We all know that digitisation has transformed the business landscape. Customers have more power and higher expectations than ever before, and if you’ve been following our Sales and Marketing blog series you may already be pondering the value of a more interconnected sales and marketing team to meet today’s challenges.
An alignment, where both teams are collaborating as true partners, is easier said than done however.
Our research with YouGov revealed 92% of business decision makers recognise that it’s important for sales and marketing to work together. If achieving alignment were as easy as simply telling these teams to work together better, it wouldn’t be the case that the majority of business leaders (64%) believe they could be more aligned.
It’s not enough to believe that these teams should be partners. Businesses need to create a culture conducive to a genuine partnership and actively promote this throughout the organisation.
And how do you do that? Here are our key steps to creating a real sales and marketing partnership:
Get physically close

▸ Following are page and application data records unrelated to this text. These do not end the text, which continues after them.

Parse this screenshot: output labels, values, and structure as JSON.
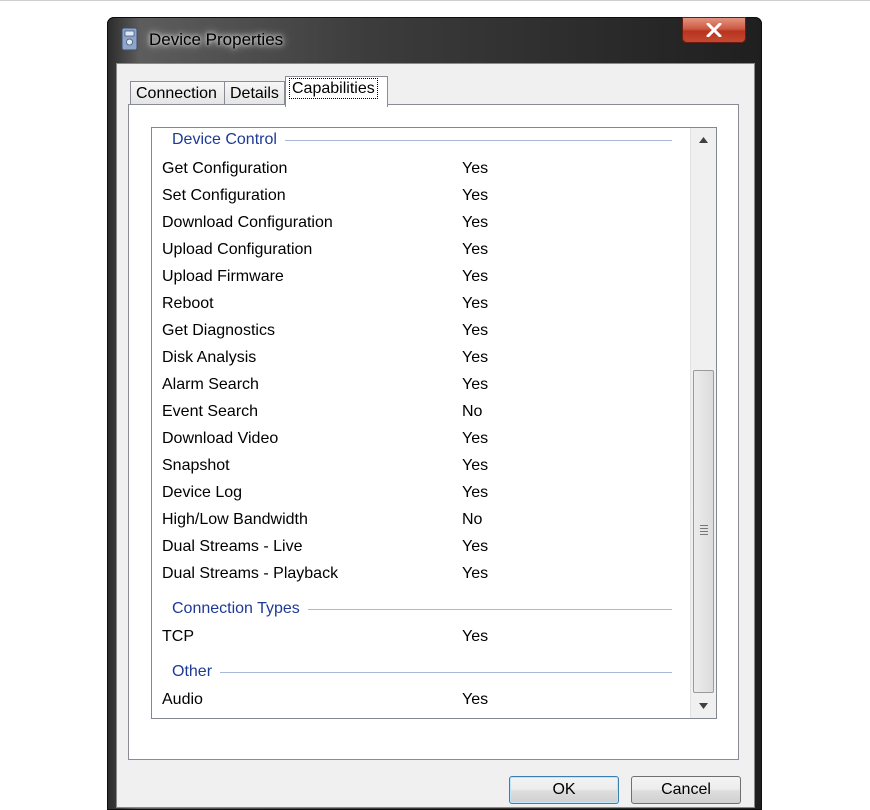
{
  "window": {
    "title": "Device Properties"
  },
  "tabs": [
    {
      "label": "Connection"
    },
    {
      "label": "Details"
    },
    {
      "label": "Capabilities"
    }
  ],
  "capabilities": {
    "groups": [
      {
        "title": "Device Control",
        "items": [
          {
            "name": "Get Configuration",
            "value": "Yes"
          },
          {
            "name": "Set Configuration",
            "value": "Yes"
          },
          {
            "name": "Download Configuration",
            "value": "Yes"
          },
          {
            "name": "Upload Configuration",
            "value": "Yes"
          },
          {
            "name": "Upload Firmware",
            "value": "Yes"
          },
          {
            "name": "Reboot",
            "value": "Yes"
          },
          {
            "name": "Get Diagnostics",
            "value": "Yes"
          },
          {
            "name": "Disk Analysis",
            "value": "Yes"
          },
          {
            "name": "Alarm Search",
            "value": "Yes"
          },
          {
            "name": "Event Search",
            "value": "No"
          },
          {
            "name": "Download Video",
            "value": "Yes"
          },
          {
            "name": "Snapshot",
            "value": "Yes"
          },
          {
            "name": "Device Log",
            "value": "Yes"
          },
          {
            "name": "High/Low Bandwidth",
            "value": "No"
          },
          {
            "name": "Dual Streams - Live",
            "value": "Yes"
          },
          {
            "name": "Dual Streams - Playback",
            "value": "Yes"
          }
        ]
      },
      {
        "title": "Connection Types",
        "items": [
          {
            "name": "TCP",
            "value": "Yes"
          }
        ]
      },
      {
        "title": "Other",
        "items": [
          {
            "name": "Audio",
            "value": "Yes"
          }
        ]
      }
    ]
  },
  "buttons": {
    "ok": "OK",
    "cancel": "Cancel"
  },
  "colors": {
    "group_header": "#1e3a96",
    "close_button": "#c64a33",
    "focus_border": "#3c7fb1"
  },
  "icons": [
    "device-properties-icon",
    "close-icon",
    "scroll-up-arrow-icon",
    "scroll-down-arrow-icon",
    "scroll-grip-icon"
  ]
}
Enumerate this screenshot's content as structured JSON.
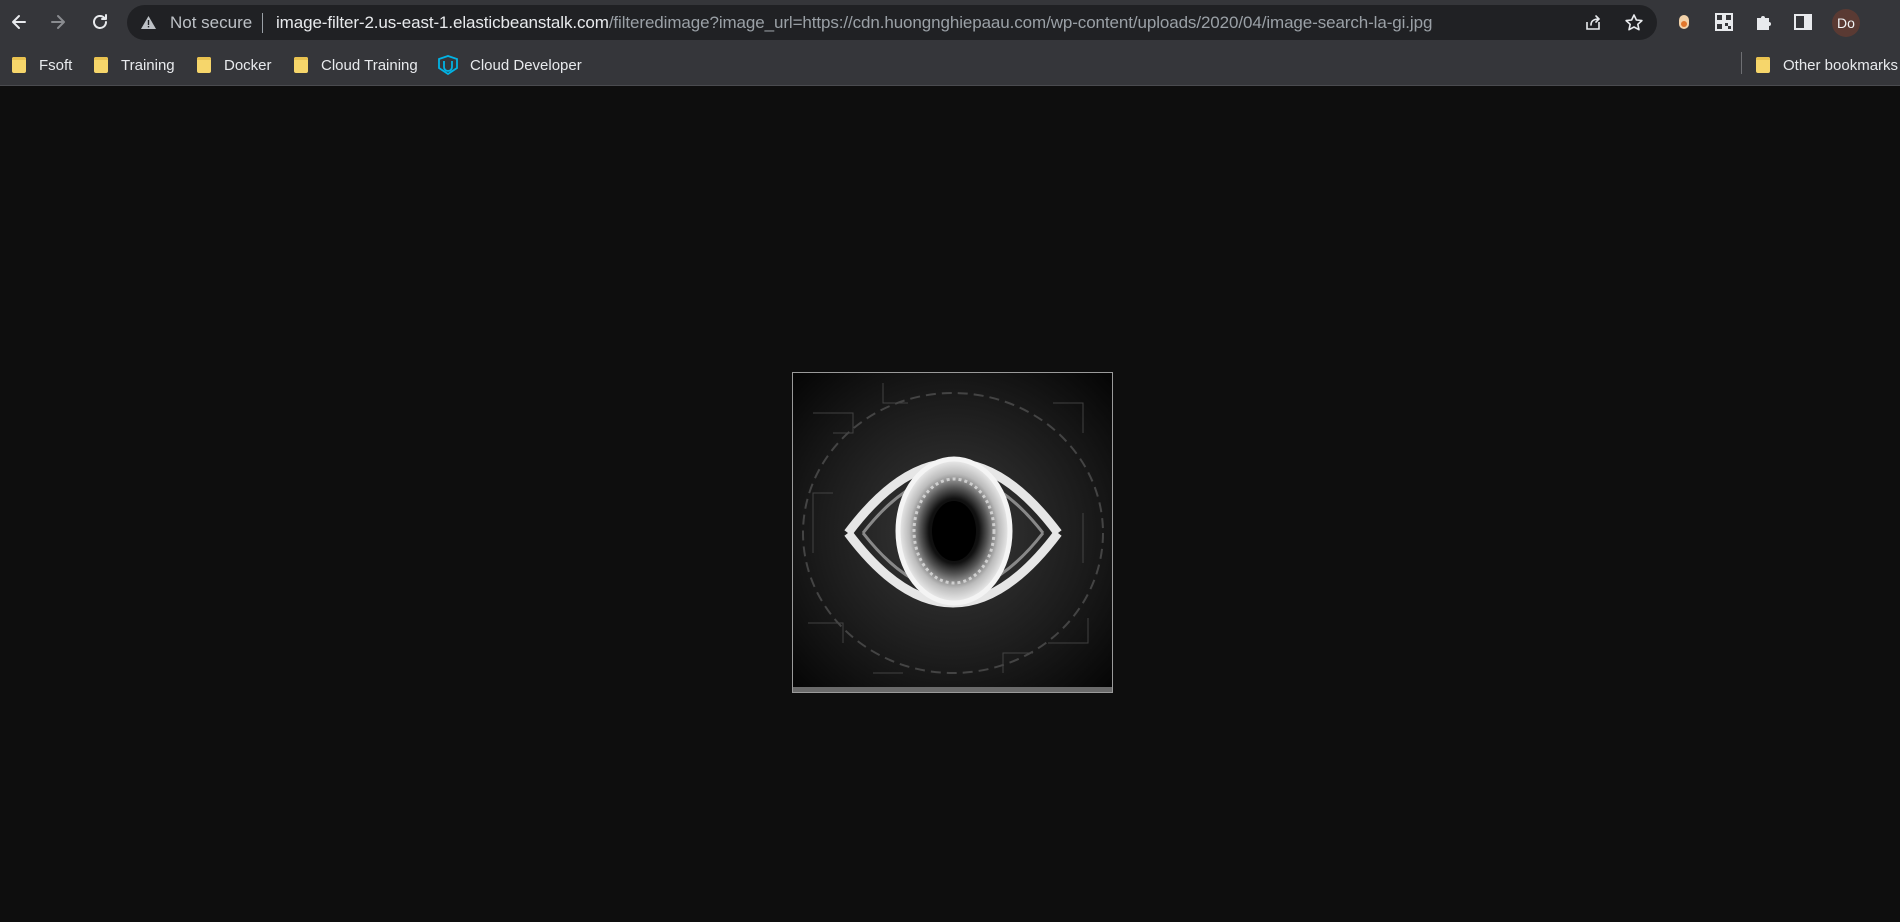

The story goes that when Steve Jobs was in charge at Pixar he made sure there was only one restroom and that it was located in the middle of the office. His rationale was that this would encourage people with completely different skill sets to pass each other on a daily basis, so the IT team would cross paths with the graphic designers, and so on.
While extreme, the underlying truth of this is that the best ideas don’t occur in a vacuum, they are born when people talk and collaborate, and a closer physical proximity can greatly facilitate this.
Businesses should carefully consider the lay out of their workplaces and ensure sales and marketing are located closer together so that they can share information and support each other’s work through their complementary skills and insights.
Our research found that a lack of understanding of each other’s roles and responsibilities was a key barrier to greater alignment between the teams. This closer physical proximity will help them to see, hear and therefore learn from the day to day activities of each other.
Establish one team
Sales and marketing working together as a single team is another idea. By sales and marketing ridding themselves of the ‘them and us’ mentality and behaving as two sides of the same coin, alignment would naturally occur. For example, business planning, meetings and project groups never taking place without a mix of these two valuable skill sets at the table.
It’s a radical thought but then we’re living in radical times. It’s not the sort of thing though that many businesses will consider implementing overnight. A longstanding divide between the teams and the natural caution of large businesses in particular will guard against any sudden restructures.
However, given the fast-changing business landscape, even the largest corporates understand the power of agility and those that are prepared to take bold decisions early could turbocharge their collaboration and secure an important first-mover advantage.
Mind your language
Getting teams talking to each other is an important first step, but it only delivers value if they’re speaking the same language.
At Huthwaite, when we train sales and marketing teams in SPIN®, a valuable outcome is the common language established between the teams. Another is to place the goal of customer persuasion centre stage alongside the tools needed to achieve this.
Building good team behaviours
Another value of training sales and marketing teams together is that it provides Huthwaite’s behavioural experts with the opportunity to assess the dynamics that exist between the two.
Behaviours play a crucial role in determining the success of the relationship. Too much proactivity and idea sharing at the expense of listening and validating will add to any pre-existing competitive vibes. Too much validating and too few ideas will slow progress. It’s a balance. Through our decades of research we know the behaviours needed to help ensure the success of any interface. They are behaviours which, once learned, professionals can execute to varying degrees to help ensure the outcome they want from every situation. Reviewing current behaviours and then aligning both teams to a more appropriate set of behaviours is a hugely beneficial first step to a closer and more productive partnership.
Once businesses have created an ideal environment for sales and marketing to collaborate, this new way of working still needs to be actively encouraged and promoted.
Businesses should regularly check in with the teams to see how the collaboration is going and gain feedback on how it could be enhanced. Ideally, the business should take responsibility for driving the one-team concept. Equally importantly, examples of successes driven by new levels of collaboration should be communicated and celebrated throughout the organisation.
Ending a longstanding rivalry between sales and marketing requires a proactive, ongoing drive across the business and continued support for the challenges change brings with it.
But for real progress to be made in this area business leaders must truly believe sales and marketing teams are only effective partners when you can’t see the join. And when they do, Huthwaite are ready to help.
For more insights and research into the changing sales and marketing relationship follow #gococreate on Twitter.